Wednesday, April 16, 2008
(By Bryan - Published in our Not-for-Profit News - Indy 4/15 and Cincy 4/17)
I can’t count how many conversations I have had with people who gave me a questioning look when I said that I work with “nonprofits”. They will often ask “What do you mean by nonprofit? Can you give me an example?”
Add to that an on-going debate about how we might better name our sector by describing what we ARE instead of what we ARE NOT – maybe Social Benefit Organization or Community Corporation, instead of Nonprofit or Not-for-Profit.
I was pleased to be invited by the Central Indiana Community Foundation to hear Robert Egger speak on April 7. Mr. Egger is the Founder and President of the DC Central Kitchen, where unemployed men and women learn marketable culinary skills while foods donated by restaurants and caterers are converted into balanced meals. Since 1989, they have distributed 17+ million meals and helped 600+ people gain full-time employment.
Robert is the author of the award-winning book, Begging for Change: The Dollars and Sense of Making Nonprofits Responsive, Efficient and Rewarding For All. He has family ties to southeast Indiana and a brother who lives in Indianapolis.
The core of his message was around three points:

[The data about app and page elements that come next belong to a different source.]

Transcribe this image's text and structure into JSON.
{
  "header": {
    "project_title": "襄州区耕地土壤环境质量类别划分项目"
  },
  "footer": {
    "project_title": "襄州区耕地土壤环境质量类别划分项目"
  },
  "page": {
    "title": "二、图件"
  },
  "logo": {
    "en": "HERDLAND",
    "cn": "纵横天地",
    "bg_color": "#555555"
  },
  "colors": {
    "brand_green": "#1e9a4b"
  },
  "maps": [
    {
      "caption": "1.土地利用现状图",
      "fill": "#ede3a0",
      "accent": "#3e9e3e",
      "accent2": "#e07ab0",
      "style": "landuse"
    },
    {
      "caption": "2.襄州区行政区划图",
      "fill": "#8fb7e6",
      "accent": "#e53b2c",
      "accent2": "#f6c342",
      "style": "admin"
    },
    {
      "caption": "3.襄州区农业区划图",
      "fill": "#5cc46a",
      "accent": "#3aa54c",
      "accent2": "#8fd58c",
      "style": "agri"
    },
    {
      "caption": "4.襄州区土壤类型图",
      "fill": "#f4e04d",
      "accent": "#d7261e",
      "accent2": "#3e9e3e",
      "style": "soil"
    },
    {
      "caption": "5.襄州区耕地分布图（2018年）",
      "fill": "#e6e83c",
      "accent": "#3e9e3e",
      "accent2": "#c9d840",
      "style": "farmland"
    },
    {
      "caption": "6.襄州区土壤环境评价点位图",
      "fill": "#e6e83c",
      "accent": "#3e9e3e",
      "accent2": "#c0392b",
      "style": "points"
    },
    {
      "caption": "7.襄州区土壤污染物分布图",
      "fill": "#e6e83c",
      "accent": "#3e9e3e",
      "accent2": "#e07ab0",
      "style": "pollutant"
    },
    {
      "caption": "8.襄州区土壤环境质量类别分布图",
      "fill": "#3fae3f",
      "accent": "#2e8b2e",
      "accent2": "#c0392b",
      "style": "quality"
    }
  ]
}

- The nonprofit sector is in a position where regulation can be imposed by the government and we have little or no voice to provide input or participate in the debate.
- There is no regular media analysis of our work. We either get fluffy ‘feel good’ stories or stories of scandal and corruption. The media makes no attempt to define good nonprofits or lesser nonprofits. He would love to see opinions expressed just as they are on restaurants and movies.
- The average American can’t name a good nonprofit, though the sector makes up almost 10% of our economy (employment and GDP). People don’t realize they are served by nonprofits everyday – (NPR, church, hospital, YMCA, etc
Some of his thoughts on what we can do about it:
- Work together as a sector. Attend Nonprofit Congress in June. Form a state nonprofit association (Indiana).
- Raise the visibility of the nonprofit sector in politics. Ask candidates for every office – “How would you partner with the nonprofit sector?” You can check out his v3 campaign at http://www.v3campaign.org/
- Support local businesses that provide livable wages and benefits
On Wednesday, March 26, Tom Baldwin of Baldwin Gilman, a leading executive recruiting firm in Cincinnati and Dick Aft, retired President of United Way of Great Cincinnati and now an associate at Baldwin Gilman, hosted a panel discussion about making the move from the for-profit into the not-for-profit sector.
They were gracious enough to allow me to attend and I wrote the following article.
FMI about the Indy or Cincy editions, go to www.NotforProfitNews.com
Sunday, March 23, 2008
They have a Fine Arts Fund that actively raises money for the arts through a Spring workplace giving campaign that compliments the United Way campaign in the fall that focuses on human services.
The Resource is a nonprofit that solicits donations of furniture, office equipment, office and cleaning supplies and more and then sells them to nonprofits for a handling fee of pennies on the dollar.
The Leadership Council of Human Services Executives is a round table group with over 120 members that evolved from the United Way Executives group and now works to build leadership across the full human services sector.
And Ohio has a state nonprofit association, based in Columbus that provides some support in advocacy and training.
If you are interested in learning more, I hope you will subscribe to the Cincinnati Not-for-Profit News - for Free and help us spread the word.
On the other side of the debate, I hear experienced nonprofit leaders talk about the importance of these new organizations to drive fresh ideas, new approaches, bring new leaders into the nonprofit sector, and increase awareness or focus on a particular issue.
If it were up to you, what criteria would you use to determine when a new nonprofit is needed and when it is not?